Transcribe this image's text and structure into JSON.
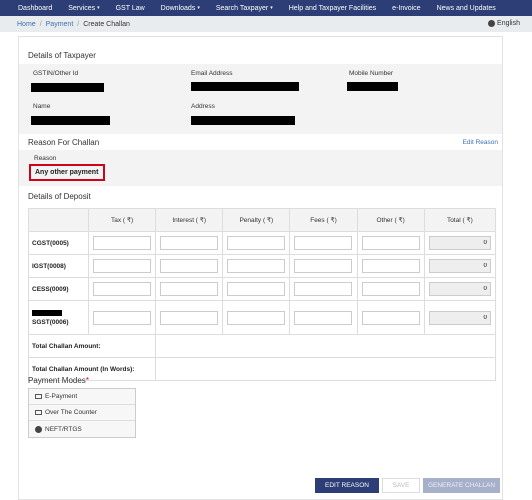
{
  "nav": {
    "items": [
      {
        "label": "Dashboard",
        "caret": false
      },
      {
        "label": "Services",
        "caret": true
      },
      {
        "label": "GST Law",
        "caret": false
      },
      {
        "label": "Downloads",
        "caret": true
      },
      {
        "label": "Search Taxpayer",
        "caret": true
      },
      {
        "label": "Help and Taxpayer Facilities",
        "caret": false
      },
      {
        "label": "e-Invoice",
        "caret": false
      },
      {
        "label": "News and Updates",
        "caret": false
      }
    ],
    "caret": "▾"
  },
  "breadcrumb": {
    "home": "Home",
    "payment": "Payment",
    "current": "Create Challan",
    "sep": "/"
  },
  "language": "English",
  "taxpayer": {
    "title": "Details of Taxpayer",
    "gstin_label": "GSTIN/Other Id",
    "email_label": "Email Address",
    "mobile_label": "Mobile Number",
    "name_label": "Name",
    "address_label": "Address"
  },
  "reason": {
    "title": "Reason For Challan",
    "edit_link": "Edit Reason",
    "label": "Reason",
    "value": "Any other payment"
  },
  "deposit": {
    "title": "Details of Deposit",
    "columns": [
      "",
      "Tax ( ₹)",
      "Interest ( ₹)",
      "Penalty ( ₹)",
      "Fees ( ₹)",
      "Other ( ₹)",
      "Total ( ₹)"
    ],
    "rows": [
      {
        "label": "CGST(0005)",
        "total": "0"
      },
      {
        "label": "IGST(0008)",
        "total": "0"
      },
      {
        "label": "CESS(0009)",
        "total": "0"
      },
      {
        "label": "SGST(0006)",
        "total": "0"
      }
    ],
    "total_amount_label": "Total Challan Amount:",
    "total_words_label": "Total Challan Amount (In Words):"
  },
  "payment_modes": {
    "title": "Payment Modes",
    "required_mark": "*",
    "items": [
      "E-Payment",
      "Over The Counter",
      "NEFT/RTGS"
    ]
  },
  "buttons": {
    "edit_reason": "EDIT REASON",
    "save": "SAVE",
    "generate": "GENERATE CHALLAN"
  }
}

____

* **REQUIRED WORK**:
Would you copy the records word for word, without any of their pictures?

* **WRITTEN RESPONSE**:
Transcribe this image's text and structure into JSON.
{
  "nav": {
    "items": [
      {
        "label": "Dashboard",
        "caret": false
      },
      {
        "label": "Services",
        "caret": true
      },
      {
        "label": "GST Law",
        "caret": false
      },
      {
        "label": "Downloads",
        "caret": true
      },
      {
        "label": "Search Taxpayer",
        "caret": true
      },
      {
        "label": "Help and Taxpayer Facilities",
        "caret": false
      },
      {
        "label": "e-Invoice",
        "caret": false
      },
      {
        "label": "News and Updates",
        "caret": false
      }
    ],
    "caret": "▾"
  },
  "breadcrumb": {
    "home": "Home",
    "payment": "Payment",
    "current": "Create Challan",
    "sep": "/"
  },
  "language": "English",
  "taxpayer": {
    "title": "Details of Taxpayer",
    "gstin_label": "GSTIN/Other Id",
    "email_label": "Email Address",
    "mobile_label": "Mobile Number",
    "name_label": "Name",
    "address_label": "Address"
  },
  "reason": {
    "title": "Reason For Challan",
    "edit_link": "Edit Reason",
    "label": "Reason",
    "value": "Any other payment"
  },
  "deposit": {
    "title": "Details of Deposit",
    "columns": [
      "",
      "Tax ( ₹)",
      "Interest ( ₹)",
      "Penalty ( ₹)",
      "Fees ( ₹)",
      "Other ( ₹)",
      "Total ( ₹)"
    ],
    "rows": [
      {
        "label": "CGST(0005)",
        "total": "0"
      },
      {
        "label": "IGST(0008)",
        "total": "0"
      },
      {
        "label": "CESS(0009)",
        "total": "0"
      },
      {
        "label": "SGST(0006)",
        "total": "0"
      }
    ],
    "total_amount_label": "Total Challan Amount:",
    "total_words_label": "Total Challan Amount (In Words):"
  },
  "payment_modes": {
    "title": "Payment Modes",
    "required_mark": "*",
    "items": [
      "E-Payment",
      "Over The Counter",
      "NEFT/RTGS"
    ]
  },
  "buttons": {
    "edit_reason": "EDIT REASON",
    "save": "SAVE",
    "generate": "GENERATE CHALLAN"
  }
}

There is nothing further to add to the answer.